Jargon makes you stupid. Resisting jargon makes you smarter. Jargonwatch is here to help.
When we talk about jargon, we’re not talking about complicated specialty jargon, like the kind you want your lawyer to use on your behalf when you’re caught dumping nine gallons of dishsoap into a water fountain in a rich neighborhood. No. We’re talking about the kind people use when they’re trying to sound smarter or more important than they really are.
Today’s offender: “touch base.”
When someone says they want to “touch base” with you, what they mean is that want to talk to you.

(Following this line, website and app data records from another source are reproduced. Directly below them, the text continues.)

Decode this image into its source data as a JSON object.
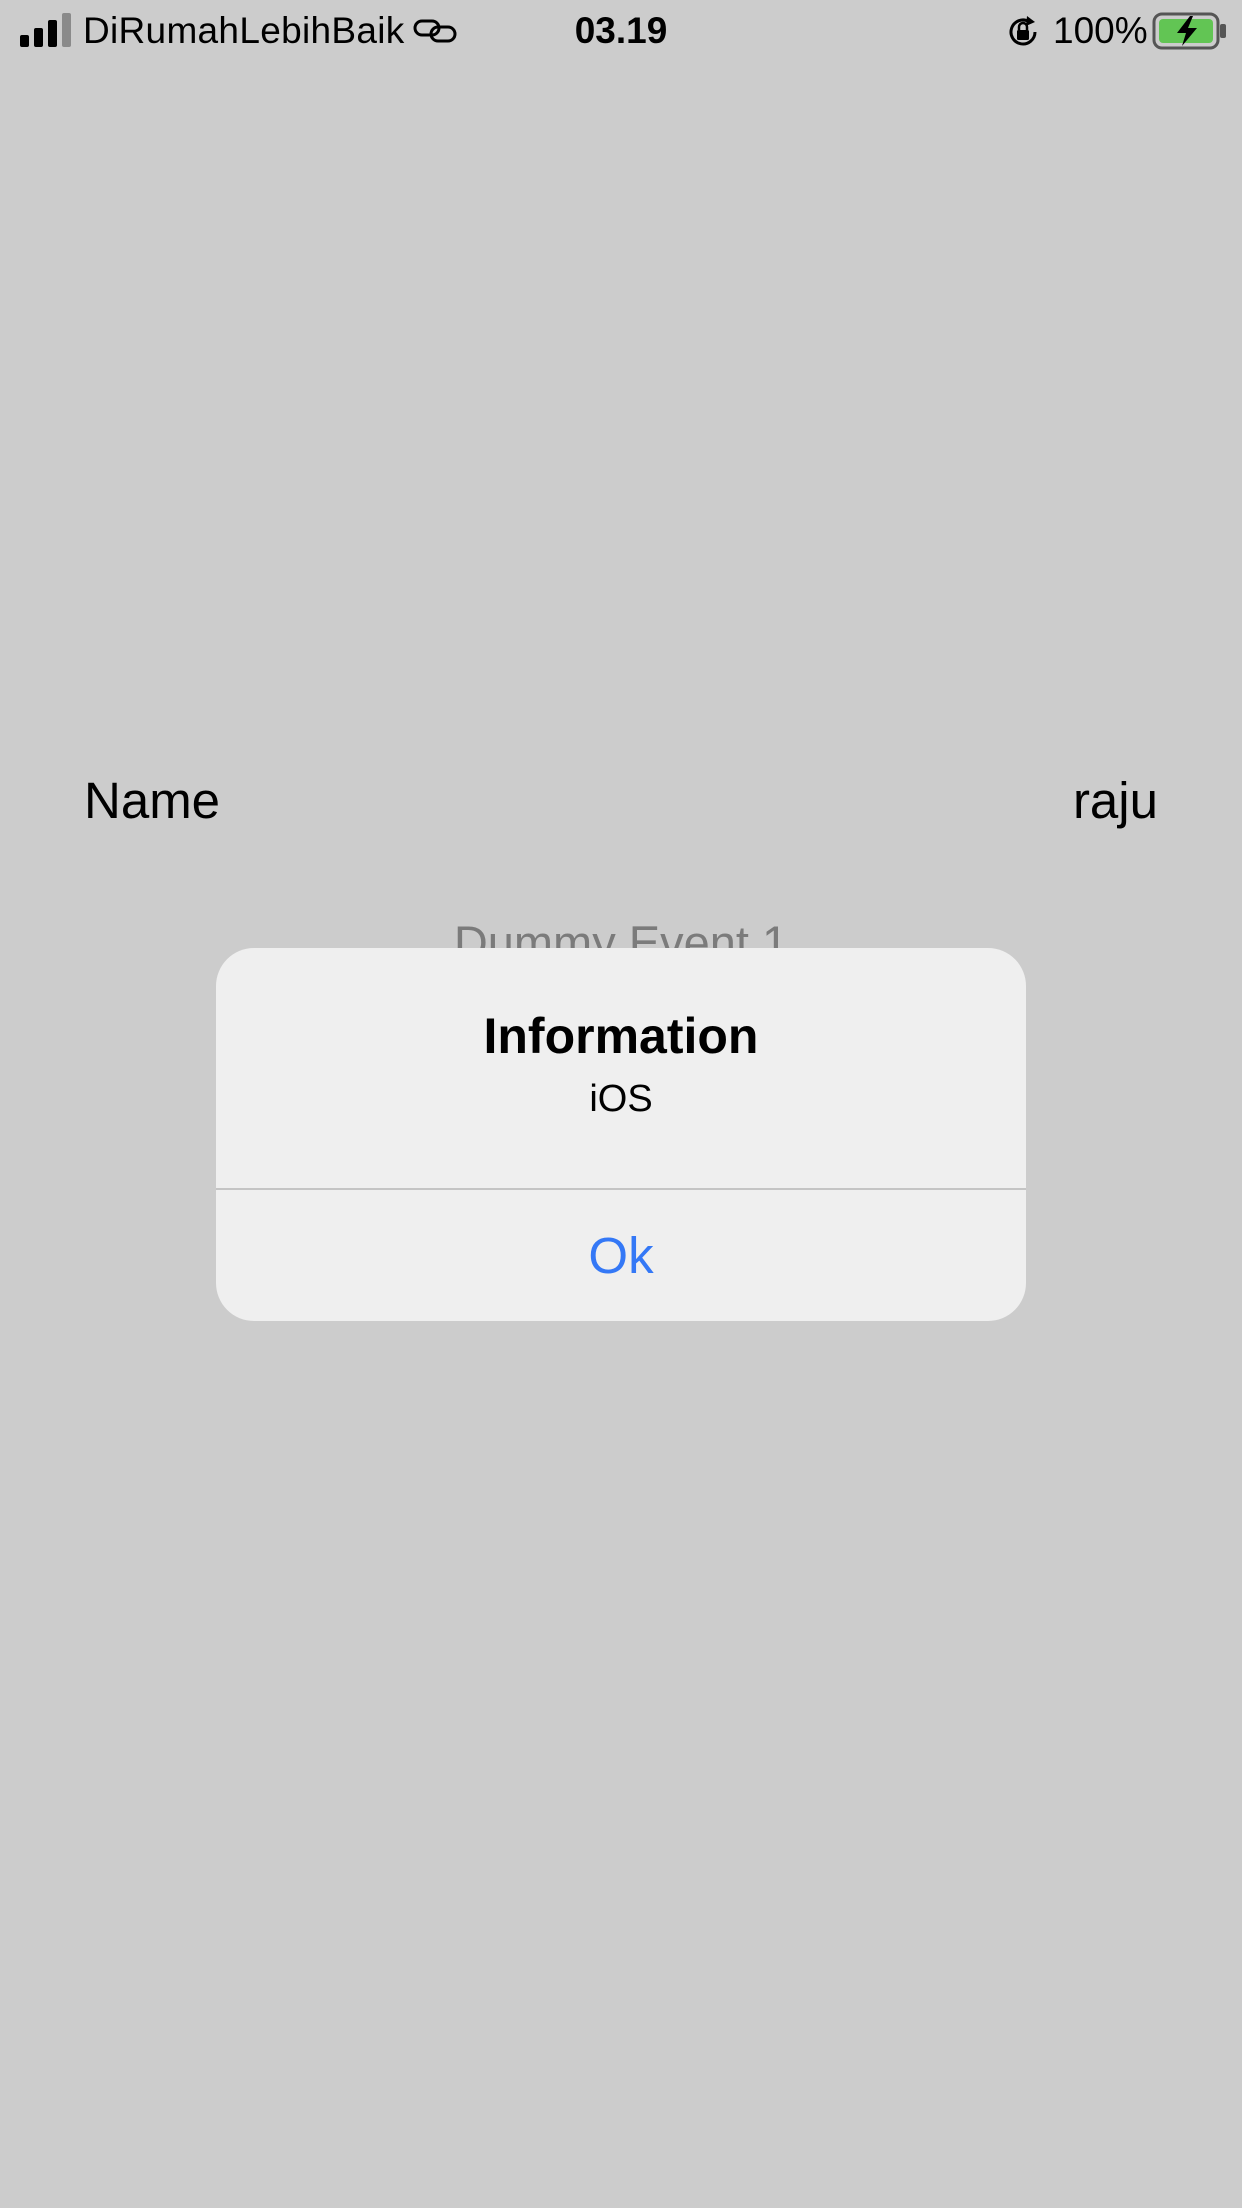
{
  "status_bar": {
    "carrier": "DiRumahLebihBaik",
    "time": "03.19",
    "battery_percent": "100%",
    "signal_bars_filled": 3,
    "signal_bars_total": 4,
    "icons": [
      "signal-icon",
      "link-icon",
      "lock-rotation-icon",
      "battery-charging-icon"
    ],
    "battery_color": "#62c554"
  },
  "background": {
    "name_label": "Name",
    "name_value": "raju",
    "event_title": "Dummy Event 1"
  },
  "alert": {
    "title": "Information",
    "message": "iOS",
    "ok_label": "Ok",
    "ok_color": "#3478f6"
  },
  "colors": {
    "dim_background": "#cccccc",
    "alert_background": "#efefef"
  }
}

Here at Wordmonster, we enjoy a clever turn of phrase. But “touch base” is not a clever turn of phrase. It’s meaningless, brain-eating zombie jargon. Here’s how you can tell:
Imagine “touching base” with another person. What do you see in your mind? Is it a baseball game? Are both of you touching the base?

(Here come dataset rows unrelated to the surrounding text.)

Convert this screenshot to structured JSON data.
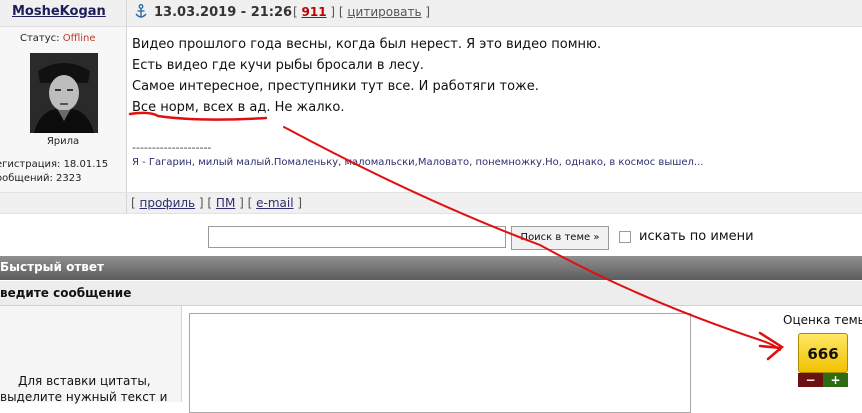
{
  "post": {
    "author": "MosheKogan",
    "date": "13.03.2019 - 21:26",
    "post_number": "911",
    "quote_label": "цитировать",
    "status_label": "Статус:",
    "status_value": "Offline",
    "avatar_caption": "Ярила",
    "reg_line": "егистрация: 18.01.15",
    "posts_line": "ообщений: 2323",
    "lines": [
      "Видео прошлого года весны, когда был нерест. Я это видео помню.",
      "Есть видео где кучи рыбы бросали в лесу.",
      "Самое интересное, преступники тут все. И работяги тоже.",
      "Все норм, всех в ад. Не жалко."
    ],
    "signature_separator": "--------------------",
    "signature": "Я - Гагарин, милый малый.Помаленьку, маломальски,Маловато, понемножку.Но, однако, в космос вышел..."
  },
  "footer_links": {
    "profile": "профиль",
    "pm": "ПМ",
    "email": "e-mail"
  },
  "search": {
    "button": "Поиск в теме »",
    "by_name_label": "искать по имени"
  },
  "quick_reply": {
    "title": "Быстрый ответ",
    "message_title": "ведите сообщение",
    "hint_line1": "Для вставки цитаты,",
    "hint_line2": "выделите нужный текст и"
  },
  "rating": {
    "label": "Оценка темы",
    "value": "666",
    "minus": "−",
    "plus": "+"
  },
  "colors": {
    "annotation_red": "#e01010",
    "rating_yellow": "#f5c800"
  }
}
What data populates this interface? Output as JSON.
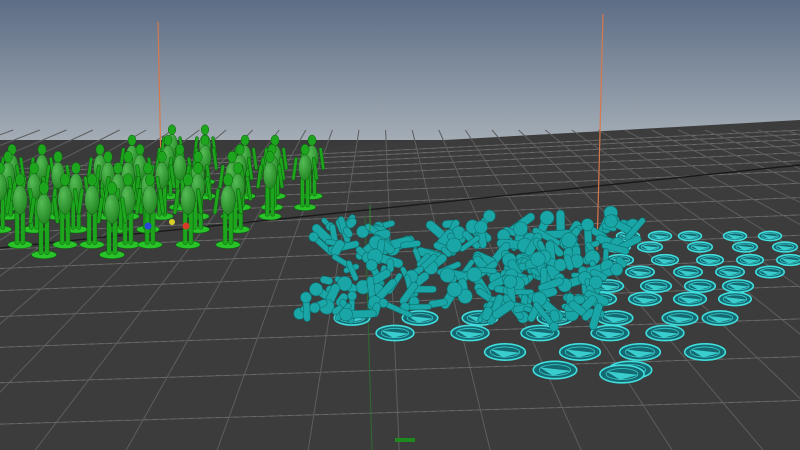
{
  "viewport": {
    "sky_top": "#5d6d85",
    "sky_bottom": "#a4adb6",
    "floor_color": "#3c3c3c",
    "grid_color": "#5e5e5e",
    "grid_dash_color": "#8a8a8a",
    "x_axis_color": "#1a1a1a",
    "pivot_line_color": "#d8774a",
    "standing_agent_color": "#1ea51e",
    "fallen_agent_color": "#1aa6a6",
    "marker_color": "#41dede"
  },
  "scene": {
    "standing_agents": 40,
    "fallen_agents": 210,
    "footprint_markers": 48,
    "pivot_lines": 2
  }
}
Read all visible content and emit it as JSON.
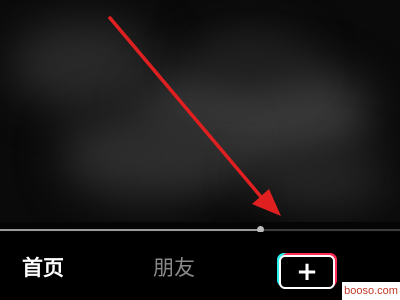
{
  "player": {
    "progress_fraction": 0.65
  },
  "bottom_nav": {
    "items": [
      {
        "label": "首页",
        "active": true
      },
      {
        "label": "朋友",
        "active": false
      }
    ],
    "create_button": {
      "symbol": "+",
      "icon": "plus-icon"
    }
  },
  "annotation": {
    "color": "#e02020"
  },
  "watermark": {
    "text": "booso.com"
  },
  "colors": {
    "background": "#000000",
    "active_text": "#ffffff",
    "inactive_text": "#8a8a8a",
    "accent_cyan": "#25f4ee",
    "accent_red": "#fe2c55"
  }
}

In baseball, if two people are touching a base at the same time, one of them is out. He or she has to leave the base immediately. There’s no time to talk about the weather, let alone have a lengthy discussion about PowerPoint templates.
Your mind is only as sharp as the words you use. Don’t be dull.